by Morinville News Staff
Photo radar has made a marginal contribution to traffic safety across the province, according to an independent third-party review of photo radar operations in Alberta.
Minister of Transportation Brian Mason announced changes to photo radar operations Thursday he says will enhance transparency, increase oversight and enshrine the principle that photo radar can be used only to improve road safety.
“Our goal is to eliminate photo radar as a tool for revenue generation,” Mason said. “Photo radar operations must contribute to significant traffic safety outcomes, like reducing collisions and saving lives. We are updating the provincial photo radar guidelines to provide the direction and clarity that municipalities and police agencies need in order to focus on safety.”
The independent review shows that photo radar guidelines need to produce better data to demonstrate how photo radar contributes to traffic safety. The guideline changes will:
Improve accountability by clarifying roles and responsibilities for photo radar programs.
Require municipal Traffic Safety Plans to use collision data to ensure photo radar programs are directly tied to safety.
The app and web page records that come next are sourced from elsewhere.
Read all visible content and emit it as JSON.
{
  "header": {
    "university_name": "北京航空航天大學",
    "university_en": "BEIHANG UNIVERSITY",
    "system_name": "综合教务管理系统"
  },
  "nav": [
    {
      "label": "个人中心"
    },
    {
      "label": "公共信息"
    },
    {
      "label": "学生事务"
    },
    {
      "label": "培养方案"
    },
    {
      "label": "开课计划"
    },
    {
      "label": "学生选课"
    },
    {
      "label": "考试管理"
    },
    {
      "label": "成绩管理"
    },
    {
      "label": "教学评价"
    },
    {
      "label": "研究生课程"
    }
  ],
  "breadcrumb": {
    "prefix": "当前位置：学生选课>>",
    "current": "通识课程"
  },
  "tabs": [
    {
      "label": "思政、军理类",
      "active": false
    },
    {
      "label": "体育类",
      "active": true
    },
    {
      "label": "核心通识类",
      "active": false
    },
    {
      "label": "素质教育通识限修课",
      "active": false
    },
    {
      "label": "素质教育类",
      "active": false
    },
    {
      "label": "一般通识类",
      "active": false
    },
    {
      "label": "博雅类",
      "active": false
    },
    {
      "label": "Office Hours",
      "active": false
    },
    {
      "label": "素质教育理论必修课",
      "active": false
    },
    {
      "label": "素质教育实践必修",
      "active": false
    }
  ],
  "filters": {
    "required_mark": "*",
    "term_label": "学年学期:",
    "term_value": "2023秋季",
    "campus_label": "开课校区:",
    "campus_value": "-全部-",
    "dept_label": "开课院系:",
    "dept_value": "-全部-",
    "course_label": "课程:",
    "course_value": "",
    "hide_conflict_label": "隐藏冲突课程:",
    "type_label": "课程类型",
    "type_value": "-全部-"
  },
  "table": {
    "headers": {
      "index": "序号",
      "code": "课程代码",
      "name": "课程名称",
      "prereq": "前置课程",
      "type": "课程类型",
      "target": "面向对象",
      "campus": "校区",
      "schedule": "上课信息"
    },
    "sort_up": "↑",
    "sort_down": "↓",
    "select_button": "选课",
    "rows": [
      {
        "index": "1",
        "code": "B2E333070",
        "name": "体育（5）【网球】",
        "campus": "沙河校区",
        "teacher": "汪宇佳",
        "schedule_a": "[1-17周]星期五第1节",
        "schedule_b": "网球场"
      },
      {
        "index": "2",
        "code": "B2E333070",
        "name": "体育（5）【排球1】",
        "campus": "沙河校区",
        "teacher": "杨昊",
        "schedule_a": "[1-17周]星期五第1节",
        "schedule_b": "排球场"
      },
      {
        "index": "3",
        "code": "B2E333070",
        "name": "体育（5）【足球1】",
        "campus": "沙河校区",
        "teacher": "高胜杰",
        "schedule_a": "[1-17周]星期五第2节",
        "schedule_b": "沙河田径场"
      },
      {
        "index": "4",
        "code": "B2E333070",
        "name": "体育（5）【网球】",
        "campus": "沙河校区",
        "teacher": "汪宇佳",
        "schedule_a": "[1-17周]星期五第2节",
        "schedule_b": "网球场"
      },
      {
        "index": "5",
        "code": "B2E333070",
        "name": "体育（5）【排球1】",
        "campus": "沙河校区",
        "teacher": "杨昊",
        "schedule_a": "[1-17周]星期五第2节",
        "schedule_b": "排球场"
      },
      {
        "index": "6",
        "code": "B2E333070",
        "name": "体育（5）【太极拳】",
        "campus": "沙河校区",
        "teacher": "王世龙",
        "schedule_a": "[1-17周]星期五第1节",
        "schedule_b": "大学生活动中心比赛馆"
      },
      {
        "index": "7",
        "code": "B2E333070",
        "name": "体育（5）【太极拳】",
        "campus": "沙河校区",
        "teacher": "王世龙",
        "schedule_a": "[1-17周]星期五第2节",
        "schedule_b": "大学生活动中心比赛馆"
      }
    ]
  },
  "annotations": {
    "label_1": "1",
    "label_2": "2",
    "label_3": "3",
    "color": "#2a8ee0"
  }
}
The plans will be audited by the provincial government to ensure compliance.
Require police services and/or municipalities to post and update photo radar locations and their rationale on municipal/police websites every month (links will be provided on Alberta.ca/photoradar).
Prohibit the use of photo radar in transition zones (i.e. adjacent to speed limit signs where speed limits change).
Prohibit the use of photo radar on high-speed multi-lane roadways, unless there is a documented traffic safety issue.
Require annual reporting and evaluation of how photo radar programs are achieving traffic safety outcomes.
Conventional traffic enforcement, such as police patrolling or scanning traffic with radar, is still allowed in locations where automated enforcement is prohibited. Radar is also still allowed in school zones, playground zones and construction zones.
The government says it will work with municipalities over the coming year to implement guideline changes, allowing enough time for municipalities to adapt. This work will include photo radar site selection, operational restrictions and data collection the government says will allow for improved and ongoing program evaluation.
Morinville’s Director of Protective Services David Schaeffer says he is looking forward to reviewing the Government’s report.
“Morinville is a member Capital Region Intersection Safety Partnership and it is the Community’s goal to have a safe community,” he said. “Based on what was heard from the TV release, Administration feels Morinville is already doing the things the Transport Minister mentioned.”
Scheaffer went on to say the priority of any program should be about safety. [In] Morinville we have seen a significant increase in traffic law compliance since the inception of this program and thankfully we also have seen very low injury accidents over that period,” Schaeffer said. “Photo enforcement isn’t the only way to improve safety, but it has been an effective tool to help make roadway use safer.”